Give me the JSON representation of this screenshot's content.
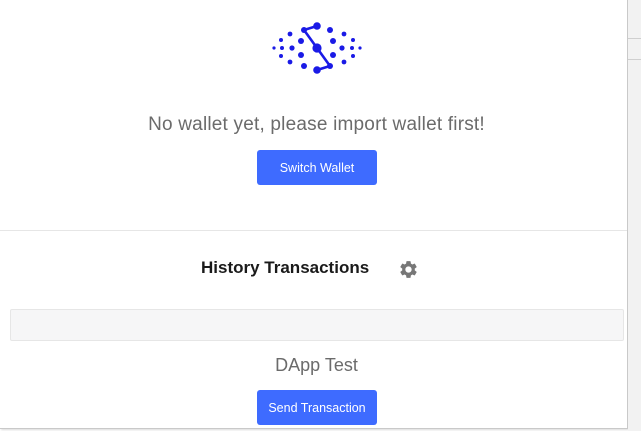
{
  "wallet": {
    "empty_message": "No wallet yet, please import wallet first!",
    "switch_button": "Switch Wallet"
  },
  "history": {
    "title": "History Transactions",
    "settings_icon": "gear-icon"
  },
  "dapp": {
    "title": "DApp Test",
    "send_button": "Send Transaction"
  },
  "icons": {
    "logo": "dotted-network-logo-icon"
  },
  "colors": {
    "accent": "#3e6bff",
    "logo": "#1a1ae6",
    "text_muted": "#6b6b6b",
    "gear": "#777777"
  }
}
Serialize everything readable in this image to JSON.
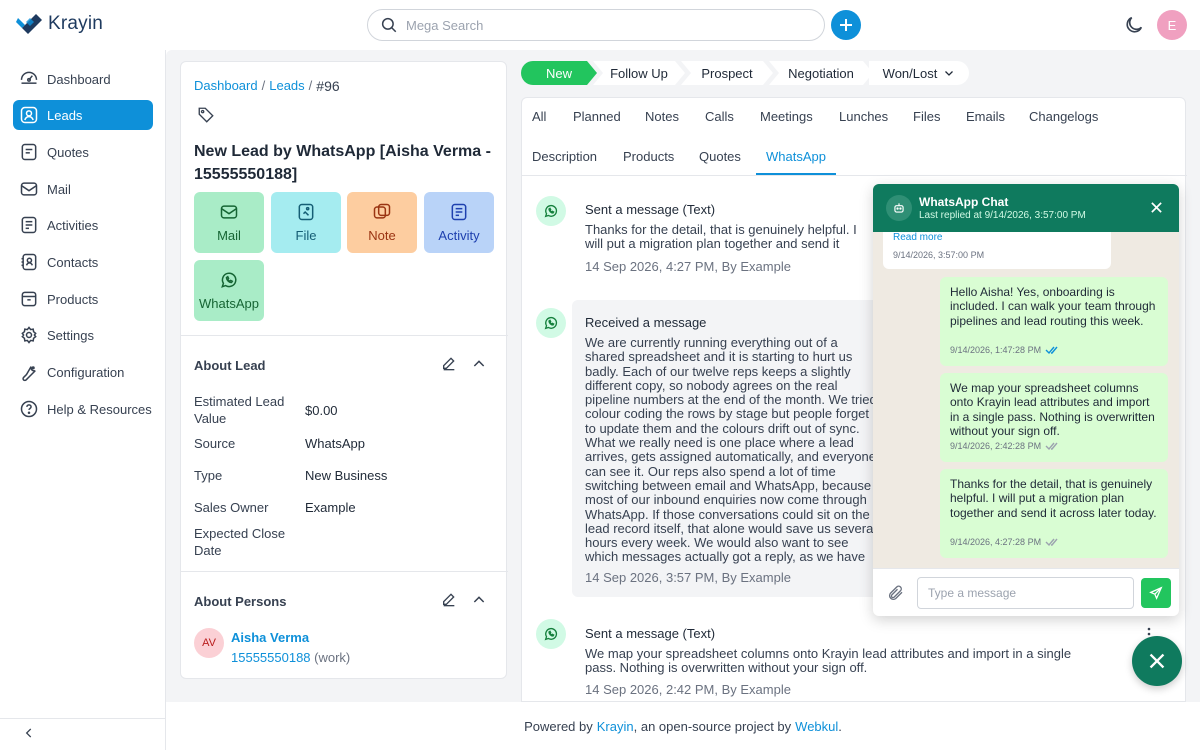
{
  "header": {
    "logo_text": "Krayin",
    "search_placeholder": "Mega Search",
    "avatar_initial": "E"
  },
  "sidebar": {
    "items": [
      {
        "label": "Dashboard",
        "icon": "dashboard-icon"
      },
      {
        "label": "Leads",
        "icon": "leads-icon",
        "active": true
      },
      {
        "label": "Quotes",
        "icon": "quotes-icon"
      },
      {
        "label": "Mail",
        "icon": "mail-icon"
      },
      {
        "label": "Activities",
        "icon": "activities-icon"
      },
      {
        "label": "Contacts",
        "icon": "contacts-icon"
      },
      {
        "label": "Products",
        "icon": "products-icon"
      },
      {
        "label": "Settings",
        "icon": "settings-icon"
      },
      {
        "label": "Configuration",
        "icon": "configuration-icon"
      },
      {
        "label": "Help & Resources",
        "icon": "help-icon"
      }
    ]
  },
  "lead": {
    "breadcrumb": {
      "dashboard": "Dashboard",
      "leads": "Leads",
      "id": "#96",
      "sep": "/"
    },
    "title": "New Lead by WhatsApp [Aisha Verma - 15555550188]",
    "actions": {
      "mail": "Mail",
      "file": "File",
      "note": "Note",
      "activity": "Activity",
      "whatsapp": "WhatsApp"
    },
    "about_lead": {
      "title": "About Lead",
      "fields": [
        {
          "label": "Estimated Lead Value",
          "value": "$0.00"
        },
        {
          "label": "Source",
          "value": "WhatsApp"
        },
        {
          "label": "Type",
          "value": "New Business"
        },
        {
          "label": "Sales Owner",
          "value": "Example"
        },
        {
          "label": "Expected Close Date",
          "value": ""
        }
      ]
    },
    "about_persons": {
      "title": "About Persons",
      "person": {
        "initials": "AV",
        "name": "Aisha Verma",
        "phone": "15555550188",
        "phone_type": "(work)"
      }
    }
  },
  "stages": [
    {
      "label": "New",
      "active": true
    },
    {
      "label": "Follow Up"
    },
    {
      "label": "Prospect"
    },
    {
      "label": "Negotiation"
    },
    {
      "label": "Won/Lost"
    }
  ],
  "tabs_row1": [
    "All",
    "Planned",
    "Notes",
    "Calls",
    "Meetings",
    "Lunches",
    "Files",
    "Emails",
    "Changelogs"
  ],
  "tabs_row2": [
    "Description",
    "Products",
    "Quotes",
    "WhatsApp"
  ],
  "activities": [
    {
      "title": "Sent a message (Text)",
      "body": "Thanks for the detail, that is genuinely helpful. I will put a migration plan together and send it across later today.",
      "meta": "14 Sep 2026, 4:27 PM, By Example"
    },
    {
      "title": "Received a message",
      "body": "We are currently running everything out of a shared spreadsheet and it is starting to hurt us badly. Each of our twelve reps keeps a slightly different copy, so nobody agrees on the real pipeline numbers at the end of the month. We tried colour coding the rows by stage but people forget to update them and the colours drift out of sync. What we really need is one place where a lead arrives, gets assigned automatically, and everyone can see it. Our reps also spend a lot of time switching between email and WhatsApp, because most of our inbound enquiries now come through WhatsApp. If those conversations could sit on the lead record itself, that alone would save us several hours every week. We would also want to see which messages actually got a reply, as we have had cases where a quote was never delivered and nobody noticed. Could you tell me whether Krayin handles all of that out of the box, or would it need something built on top of it? One more thing worth mentioning is that our manager builds the same pivot table every Monday morning, and it takes longer than anyone can look at it. If Krayin can show won and lost value per rep directly, that would pay for itself in saved time alone. We are also keen that old messages stay searchable, because we often need to find an old conversation later.",
      "meta": "14 Sep 2026, 3:57 PM, By Example"
    },
    {
      "title": "Sent a message (Text)",
      "body": "We map your spreadsheet columns onto Krayin lead attributes and import in a single pass. Nothing is overwritten without your sign off.",
      "meta": "14 Sep 2026, 2:42 PM, By Example"
    }
  ],
  "chat": {
    "title": "WhatsApp Chat",
    "subtitle": "Last replied at 9/14/2026, 3:57:00 PM",
    "read_more": "Read more",
    "in_time": "9/14/2026, 3:57:00 PM",
    "messages": [
      {
        "text": "Hello Aisha! Yes, onboarding is included. I can walk your team through pipelines and lead routing this week.",
        "time": "9/14/2026, 1:47:28 PM",
        "status": "read"
      },
      {
        "text": "We map your spreadsheet columns onto Krayin lead attributes and import in a single pass. Nothing is overwritten without your sign off.",
        "time": "9/14/2026, 2:42:28 PM",
        "status": "delivered"
      },
      {
        "text": "Thanks for the detail, that is genuinely helpful. I will put a migration plan together and send it across later today.",
        "time": "9/14/2026, 4:27:28 PM",
        "status": "delivered"
      }
    ],
    "input_placeholder": "Type a message"
  },
  "footer": {
    "prefix": "Powered by",
    "krayin": "Krayin",
    "middle": ", an open-source project by",
    "webkul": "Webkul",
    "suffix": "."
  },
  "colors": {
    "accent": "#0e90d9",
    "stage_active": "#22c55e",
    "chat_header": "#0f7a5e"
  }
}
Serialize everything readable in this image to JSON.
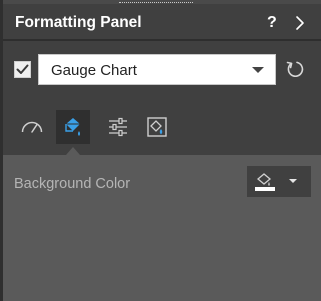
{
  "header": {
    "title": "Formatting Panel",
    "help_label": "?",
    "collapse_icon": "chevron-right-icon"
  },
  "chart_selector": {
    "enabled": true,
    "selected_value": "Gauge Chart",
    "reset_icon": "refresh-icon"
  },
  "tabs": [
    {
      "icon": "gauge-icon",
      "active": false
    },
    {
      "icon": "paint-bucket-icon",
      "active": true
    },
    {
      "icon": "sliders-icon",
      "active": false
    },
    {
      "icon": "image-fill-icon",
      "active": false
    }
  ],
  "background": {
    "label": "Background Color",
    "color_icon": "paint-bucket-icon",
    "swatch_color": "#ffffff"
  },
  "colors": {
    "panel_bg": "#5a5a5a",
    "header_bg": "#404040",
    "accent": "#3aa0e8",
    "active_tab_bg": "#2f2f2f"
  }
}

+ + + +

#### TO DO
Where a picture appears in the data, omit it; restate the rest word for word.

#### RESPONSE TO THIS TASK
Give me the JSON representation of this screenshot's content.
{
  "wallet": {
    "empty_message": "No wallet yet, please import wallet first!",
    "switch_button": "Switch Wallet"
  },
  "history": {
    "title": "History Transactions",
    "settings_icon": "gear-icon"
  },
  "dapp": {
    "title": "DApp Test",
    "send_button": "Send Transaction"
  },
  "icons": {
    "logo": "dotted-network-logo-icon"
  },
  "colors": {
    "accent": "#3e6bff",
    "logo": "#1a1ae6",
    "text_muted": "#6b6b6b",
    "gear": "#777777"
  }
}
Serialize everything readable in this image to JSON.
{
  "header": {
    "logo_text": "Krayin",
    "search_placeholder": "Mega Search",
    "avatar_initial": "E"
  },
  "sidebar": {
    "items": [
      {
        "label": "Dashboard",
        "icon": "dashboard-icon"
      },
      {
        "label": "Leads",
        "icon": "leads-icon",
        "active": true
      },
      {
        "label": "Quotes",
        "icon": "quotes-icon"
      },
      {
        "label": "Mail",
        "icon": "mail-icon"
      },
      {
        "label": "Activities",
        "icon": "activities-icon"
      },
      {
        "label": "Contacts",
        "icon": "contacts-icon"
      },
      {
        "label": "Products",
        "icon": "products-icon"
      },
      {
        "label": "Settings",
        "icon": "settings-icon"
      },
      {
        "label": "Configuration",
        "icon": "configuration-icon"
      },
      {
        "label": "Help & Resources",
        "icon": "help-icon"
      }
    ]
  },
  "lead": {
    "breadcrumb": {
      "dashboard": "Dashboard",
      "leads": "Leads",
      "id": "#96",
      "sep": "/"
    },
    "title": "New Lead by WhatsApp [Aisha Verma - 15555550188]",
    "actions": {
      "mail": "Mail",
      "file": "File",
      "note": "Note",
      "activity": "Activity",
      "whatsapp": "WhatsApp"
    },
    "about_lead": {
      "title": "About Lead",
      "fields": [
        {
          "label": "Estimated Lead Value",
          "value": "$0.00"
        },
        {
          "label": "Source",
          "value": "WhatsApp"
        },
        {
          "label": "Type",
          "value": "New Business"
        },
        {
          "label": "Sales Owner",
          "value": "Example"
        },
        {
          "label": "Expected Close Date",
          "value": ""
        }
      ]
    },
    "about_persons": {
      "title": "About Persons",
      "person": {
        "initials": "AV",
        "name": "Aisha Verma",
        "phone": "15555550188",
        "phone_type": "(work)"
      }
    }
  },
  "stages": [
    {
      "label": "New",
      "active": true
    },
    {
      "label": "Follow Up"
    },
    {
      "label": "Prospect"
    },
    {
      "label": "Negotiation"
    },
    {
      "label": "Won/Lost"
    }
  ],
  "tabs_row1": [
    "All",
    "Planned",
    "Notes",
    "Calls",
    "Meetings",
    "Lunches",
    "Files",
    "Emails",
    "Changelogs"
  ],
  "tabs_row2": [
    "Description",
    "Products",
    "Quotes",
    "WhatsApp"
  ],
  "activities": [
    {
      "title": "Sent a message (Text)",
      "body": "Thanks for the detail, that is genuinely helpful. I will put a migration plan together and send it across later today.",
      "meta": "14 Sep 2026, 4:27 PM, By Example"
    },
    {
      "title": "Received a message",
      "body": "We are currently running everything out of a shared spreadsheet and it is starting to hurt us badly. Each of our twelve reps keeps a slightly different copy, so nobody agrees on the real pipeline numbers at the end of the month. We tried colour coding the rows by stage but people forget to update them and the colours drift out of sync. What we really need is one place where a lead arrives, gets assigned automatically, and everyone can see it. Our reps also spend a lot of time switching between email and WhatsApp, because most of our inbound enquiries now come through WhatsApp. If those conversations could sit on the lead record itself, that alone would save us several hours every week. We would also want to see which messages actually got a reply, as we have had cases where a quote was never delivered and nobody noticed. Could you tell me whether Krayin handles all of that out of the box, or would it need something built on top of it? One more thing worth mentioning is that our manager builds the same pivot table every Monday morning, and it takes longer than anyone can look at it. If Krayin can show won and lost value per rep directly, that would pay for itself in saved time alone. We are also keen that old messages stay searchable, because we often need to find an old conversation later.",
      "meta": "14 Sep 2026, 3:57 PM, By Example"
    },
    {
      "title": "Sent a message (Text)",
      "body": "We map your spreadsheet columns onto Krayin lead attributes and import in a single pass. Nothing is overwritten without your sign off.",
      "meta": "14 Sep 2026, 2:42 PM, By Example"
    }
  ],
  "chat": {
    "title": "WhatsApp Chat",
    "subtitle": "Last replied at 9/14/2026, 3:57:00 PM",
    "read_more": "Read more",
    "in_time": "9/14/2026, 3:57:00 PM",
    "messages": [
      {
        "text": "Hello Aisha! Yes, onboarding is included. I can walk your team through pipelines and lead routing this week.",
        "time": "9/14/2026, 1:47:28 PM",
        "status": "read"
      },
      {
        "text": "We map your spreadsheet columns onto Krayin lead attributes and import in a single pass. Nothing is overwritten without your sign off.",
        "time": "9/14/2026, 2:42:28 PM",
        "status": "delivered"
      },
      {
        "text": "Thanks for the detail, that is genuinely helpful. I will put a migration plan together and send it across later today.",
        "time": "9/14/2026, 4:27:28 PM",
        "status": "delivered"
      }
    ],
    "input_placeholder": "Type a message"
  },
  "footer": {
    "prefix": "Powered by",
    "krayin": "Krayin",
    "middle": ", an open-source project by",
    "webkul": "Webkul",
    "suffix": "."
  },
  "colors": {
    "accent": "#0e90d9",
    "stage_active": "#22c55e",
    "chat_header": "#0f7a5e"
  }
}
Serialize everything readable in this image to JSON.
{
  "header": {
    "title": "Formatting Panel",
    "help_label": "?",
    "collapse_icon": "chevron-right-icon"
  },
  "chart_selector": {
    "enabled": true,
    "selected_value": "Gauge Chart",
    "reset_icon": "refresh-icon"
  },
  "tabs": [
    {
      "icon": "gauge-icon",
      "active": false
    },
    {
      "icon": "paint-bucket-icon",
      "active": true
    },
    {
      "icon": "sliders-icon",
      "active": false
    },
    {
      "icon": "image-fill-icon",
      "active": false
    }
  ],
  "background": {
    "label": "Background Color",
    "color_icon": "paint-bucket-icon",
    "swatch_color": "#ffffff"
  },
  "colors": {
    "panel_bg": "#5a5a5a",
    "header_bg": "#404040",
    "accent": "#3aa0e8",
    "active_tab_bg": "#2f2f2f"
  }
}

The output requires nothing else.